Beating the Odds Twice
Eman Hasan was referred to the University of Chicago Medicine to treat her cardiomyopathy, a condition that was diagnosed after she battled breast cancer.
For Eman Hasan, the improbable happened twice, receiving not one, but two devastating diagnoses. The 41-year-old accountant was diagnosed with breast cancer in her native Kuwait. As part her treatment plan, Hasan received chemotherapy, which in turn caused cardiomyopathy, a deterioration of the heart muscle. With her cancer treated but her heart weakening, Hasan's doctor in the Kuwait referred her to the University of Chicago Medicine heart failure and transplant team and Valluvan Jeevanandam, MD, chief of cardiac and thoracic surgery and a well-known expert in heart transplantation.
Hasan would need to wait five years to be certain she was cancer free before being considered for a heart transplant because the necessary immune suppression drugs that accompany any transplant could make the cancer blossom.
In the meantime, Hasan’s heart was causing problems. Jeevanandam and his team decided she would be an ideal candidate for an LVAD, a left ventricular assisted device, a mechanical heart pump, and in 2009 she received the device that kept her body from going into shock from her damaged heart. “She did well,” said Jeevanandam, who also brought over Hasan’s doctor and a team from Kuwait to teach them the LVAD procedure.
Divorced, and with a daughter in high school, she shares that it was a “tough time, dealing with two diseases at once.” Family members took turns staying with Hasan in Chicago to support her during this trying time. Her daughter even delayed starting college in order to be with her mom, and later, when Hasan was unable to attend her wedding, her daughter made sure to visit Chicago on her honeymoon.
Sponsored by her government, Hasan flew back and forth between the United States and Kuwait to get regular checkups as she waited to be deemed cancer free and eligible for a new heart. “She was a frequent flyer,” said Jeevanandam. “Because of her LVAD, she had batteries and gizmos strapped to her, so I would have to write letters explaining her condition every time she flew.”

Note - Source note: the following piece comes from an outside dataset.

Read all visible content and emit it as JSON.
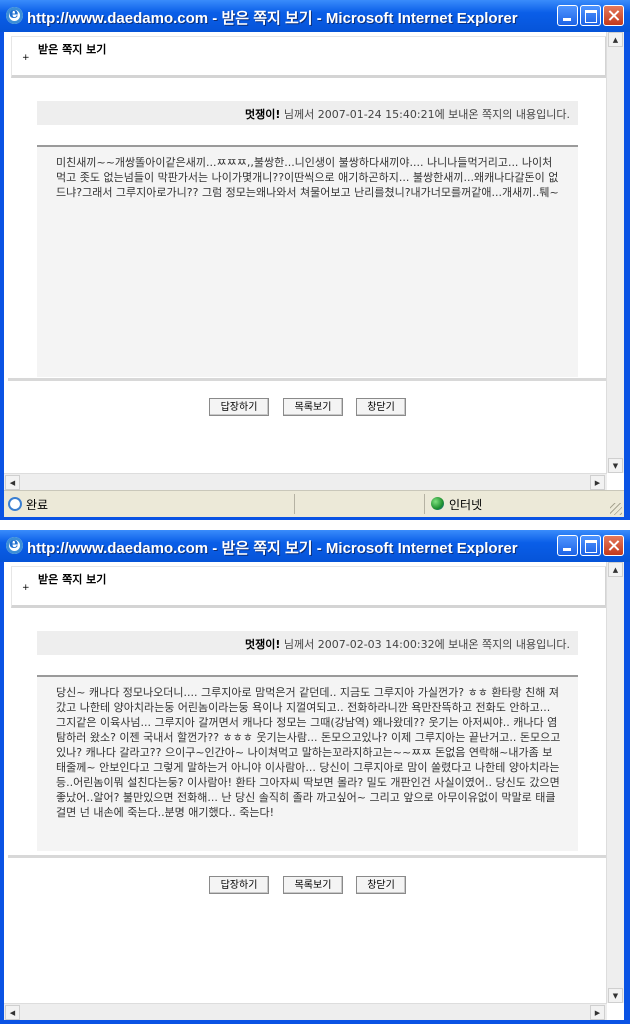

“The heart transplant team worked closely with our oncology and immunology colleagues to clear her through several scans and tests to be certain she was cancer free before she could have the transplant, “ he added. “With a transplant, you worry about rejection and infection, and in Hasan’s case we had to be concerned about cancer as well.”
Nurse practitioner Catherine Murks explained how enlisting the help of multiple departments is typical at the University of Chicago Medicine. “Seeing a patient with more than one issue or disease is not unusual for us because we tend to see the most complicated patients,” said Murks. “It’s not uncommon for our patients to have more than one chronic illness.”

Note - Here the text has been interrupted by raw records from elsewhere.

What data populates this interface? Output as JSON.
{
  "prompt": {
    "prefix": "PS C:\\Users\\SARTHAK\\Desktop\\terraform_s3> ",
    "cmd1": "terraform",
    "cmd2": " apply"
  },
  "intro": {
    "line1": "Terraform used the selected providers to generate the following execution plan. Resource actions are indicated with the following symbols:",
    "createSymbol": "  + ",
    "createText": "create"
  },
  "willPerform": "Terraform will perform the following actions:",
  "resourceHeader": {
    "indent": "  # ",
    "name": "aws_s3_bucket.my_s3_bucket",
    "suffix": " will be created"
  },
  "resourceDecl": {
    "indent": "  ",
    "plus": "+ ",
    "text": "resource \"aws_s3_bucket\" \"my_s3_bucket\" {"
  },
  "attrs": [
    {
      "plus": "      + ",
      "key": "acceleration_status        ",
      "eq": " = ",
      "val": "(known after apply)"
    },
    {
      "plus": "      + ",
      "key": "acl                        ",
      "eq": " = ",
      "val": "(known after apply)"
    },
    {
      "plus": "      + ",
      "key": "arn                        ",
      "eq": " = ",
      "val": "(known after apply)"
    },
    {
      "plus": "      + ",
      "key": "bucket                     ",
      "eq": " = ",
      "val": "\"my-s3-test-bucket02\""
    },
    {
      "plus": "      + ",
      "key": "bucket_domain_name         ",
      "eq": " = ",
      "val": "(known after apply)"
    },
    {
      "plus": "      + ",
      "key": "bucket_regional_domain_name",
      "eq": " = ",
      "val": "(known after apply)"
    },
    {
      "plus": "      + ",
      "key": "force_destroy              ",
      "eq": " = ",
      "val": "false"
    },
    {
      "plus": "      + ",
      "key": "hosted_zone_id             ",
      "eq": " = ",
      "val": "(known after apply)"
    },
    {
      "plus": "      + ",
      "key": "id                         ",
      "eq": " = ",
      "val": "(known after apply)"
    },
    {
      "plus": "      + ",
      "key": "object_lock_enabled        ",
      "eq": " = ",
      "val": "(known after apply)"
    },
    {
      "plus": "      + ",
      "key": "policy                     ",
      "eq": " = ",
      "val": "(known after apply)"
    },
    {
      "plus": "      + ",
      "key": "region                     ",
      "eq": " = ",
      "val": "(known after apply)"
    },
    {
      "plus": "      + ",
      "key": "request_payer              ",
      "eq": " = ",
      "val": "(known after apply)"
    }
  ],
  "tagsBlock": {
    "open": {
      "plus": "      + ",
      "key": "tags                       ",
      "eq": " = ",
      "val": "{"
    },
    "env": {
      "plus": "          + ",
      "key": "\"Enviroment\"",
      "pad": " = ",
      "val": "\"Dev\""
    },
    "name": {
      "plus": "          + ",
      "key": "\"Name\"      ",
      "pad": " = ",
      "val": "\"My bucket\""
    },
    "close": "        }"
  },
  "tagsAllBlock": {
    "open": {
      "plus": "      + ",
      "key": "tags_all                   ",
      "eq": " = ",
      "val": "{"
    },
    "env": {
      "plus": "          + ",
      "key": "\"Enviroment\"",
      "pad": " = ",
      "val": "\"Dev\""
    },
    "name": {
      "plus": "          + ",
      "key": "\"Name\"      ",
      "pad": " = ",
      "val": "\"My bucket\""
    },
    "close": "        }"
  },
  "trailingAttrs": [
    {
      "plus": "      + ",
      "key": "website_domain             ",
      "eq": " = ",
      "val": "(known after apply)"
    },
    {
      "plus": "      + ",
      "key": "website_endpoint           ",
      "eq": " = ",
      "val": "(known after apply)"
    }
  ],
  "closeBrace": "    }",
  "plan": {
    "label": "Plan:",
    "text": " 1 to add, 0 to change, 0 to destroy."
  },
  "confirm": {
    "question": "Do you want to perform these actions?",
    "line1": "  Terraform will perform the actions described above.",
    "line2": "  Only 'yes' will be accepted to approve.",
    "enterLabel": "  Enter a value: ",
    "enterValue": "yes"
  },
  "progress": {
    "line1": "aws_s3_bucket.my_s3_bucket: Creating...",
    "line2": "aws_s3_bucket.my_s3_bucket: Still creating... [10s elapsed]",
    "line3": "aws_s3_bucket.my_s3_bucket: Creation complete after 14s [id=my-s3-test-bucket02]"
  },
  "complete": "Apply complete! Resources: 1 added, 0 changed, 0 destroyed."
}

For Hasan, having to tick away the five long years before she could even be considered for a transplant was not her only roadblock. Due to the presence of antibodies, finding a match would be very difficult and Jeevanandam prepared her for the possibility of a long wait, stating he thought it might have been easier for her to win the lottery than be transplanted quickly.
On November 27, 2012, her wait was over as Hasan received a donor heart, but, she would still face a few challenges after the procedure. Shortly after the transplant, she had some typical, yet minor, early rejection episodes. “But everything quieted down and she’s doing great,” said Jeevanandam.
Throughout Hasan's ordeal, the University of Chicago Medicine's Center for International Patients was a constant helping hand, managing every last detail of her stay, such as providing a 24/7 translator, housing and transportation, in order to minimize Hasan's worries. Having access to resources like the international center factored heavily in her decision to stay with the University of Chicago Medicine, and refer others here.
For Hasan, being treated at the University of Chicago Medicine has been the answer to her prayers. She is extremely grateful for the care she has received and said she loves America and Chicago. "The care I received in Chicago means a lot to me, there was kindness and love just like family," she said.
Savitri E. Fedson, MD, Hasan's current physician at the University of Chicago Medicine, explained that though she returns monthly for biopsies and lab work, she has done very well post transplant.
"Transplants are more challenging for a patient with a chance of a malignancy," said Fedson. Even though Hasan did have some rejection episodes early on, our team was able to do a good job of managing them so as not to present a problem long term. "Speed bumps are not unusual in these cases."
Hasan said the University of Chicago Medicine gave her a new life and she will never forget it. While still in cardio rehab, she’s back to living her life. “I cook, clean, shop, go to restaurants and drive my car by myself and, best of all, I’m a new grandmother.”